(Data records for software interfaces)
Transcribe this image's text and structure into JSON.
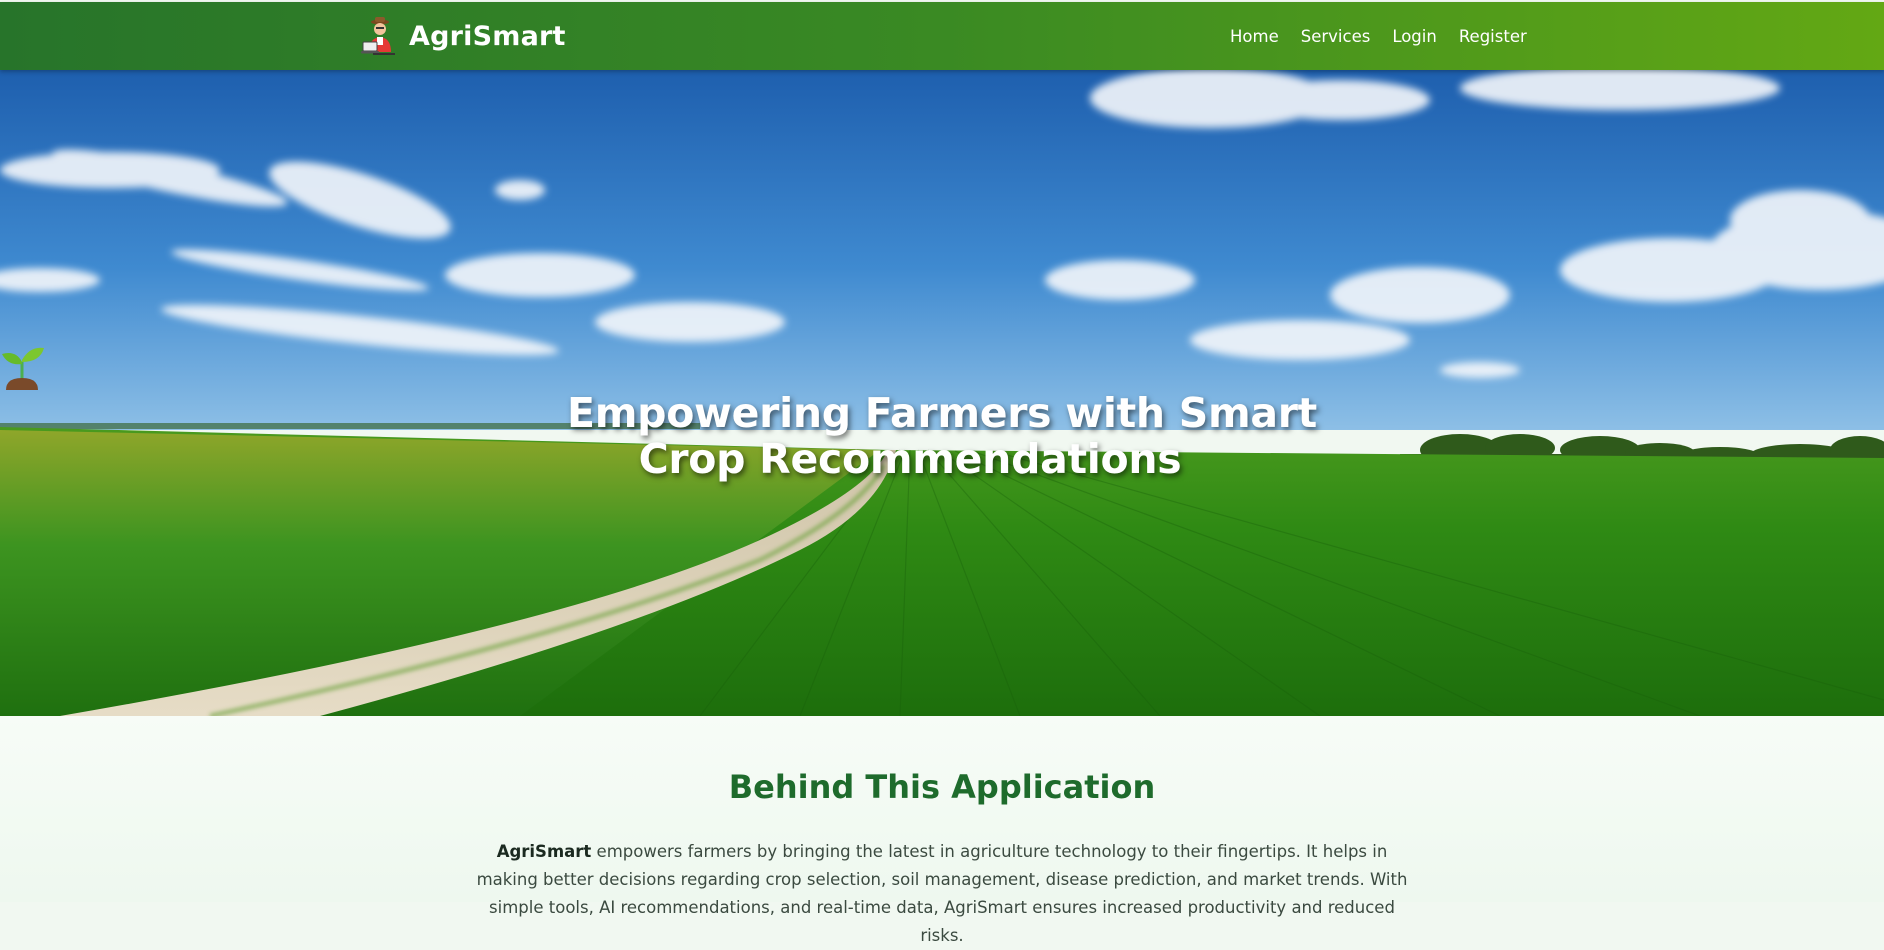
{
  "navbar": {
    "brand": "AgriSmart",
    "brand_logo_icon": "farmer-laptop-icon",
    "links": [
      "Home",
      "Services",
      "Login",
      "Register"
    ],
    "gradient_colors": [
      "#27742a",
      "#63a814"
    ]
  },
  "hero": {
    "title_icon": "sprout-icon",
    "title_line1": "Empowering Farmers with Smart",
    "title_line2": "Crop Recommendations",
    "background": "green-field-blue-sky-dirt-road"
  },
  "about": {
    "heading": "Behind This Application",
    "brand_bold": "AgriSmart",
    "text": " empowers farmers by bringing the latest in agriculture technology to their fingertips. It helps in making better decisions regarding crop selection, soil management, disease prediction, and market trends. With simple tools, AI recommendations, and real-time data, AgriSmart ensures increased productivity and reduced risks."
  },
  "colors": {
    "heading_green": "#1e6b2c",
    "body_text": "#3b4a40",
    "section_bg": "#f1f8f1"
  }
}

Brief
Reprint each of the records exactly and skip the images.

Task result
Transcribe this image's text and structure into JSON.
{
  "navbar": {
    "brand": "AgriSmart",
    "brand_logo_icon": "farmer-laptop-icon",
    "links": [
      "Home",
      "Services",
      "Login",
      "Register"
    ],
    "gradient_colors": [
      "#27742a",
      "#63a814"
    ]
  },
  "hero": {
    "title_icon": "sprout-icon",
    "title_line1": "Empowering Farmers with Smart",
    "title_line2": "Crop Recommendations",
    "background": "green-field-blue-sky-dirt-road"
  },
  "about": {
    "heading": "Behind This Application",
    "brand_bold": "AgriSmart",
    "text": " empowers farmers by bringing the latest in agriculture technology to their fingertips. It helps in making better decisions regarding crop selection, soil management, disease prediction, and market trends. With simple tools, AI recommendations, and real-time data, AgriSmart ensures increased productivity and reduced risks."
  },
  "colors": {
    "heading_green": "#1e6b2c",
    "body_text": "#3b4a40",
    "section_bg": "#f1f8f1"
  }
}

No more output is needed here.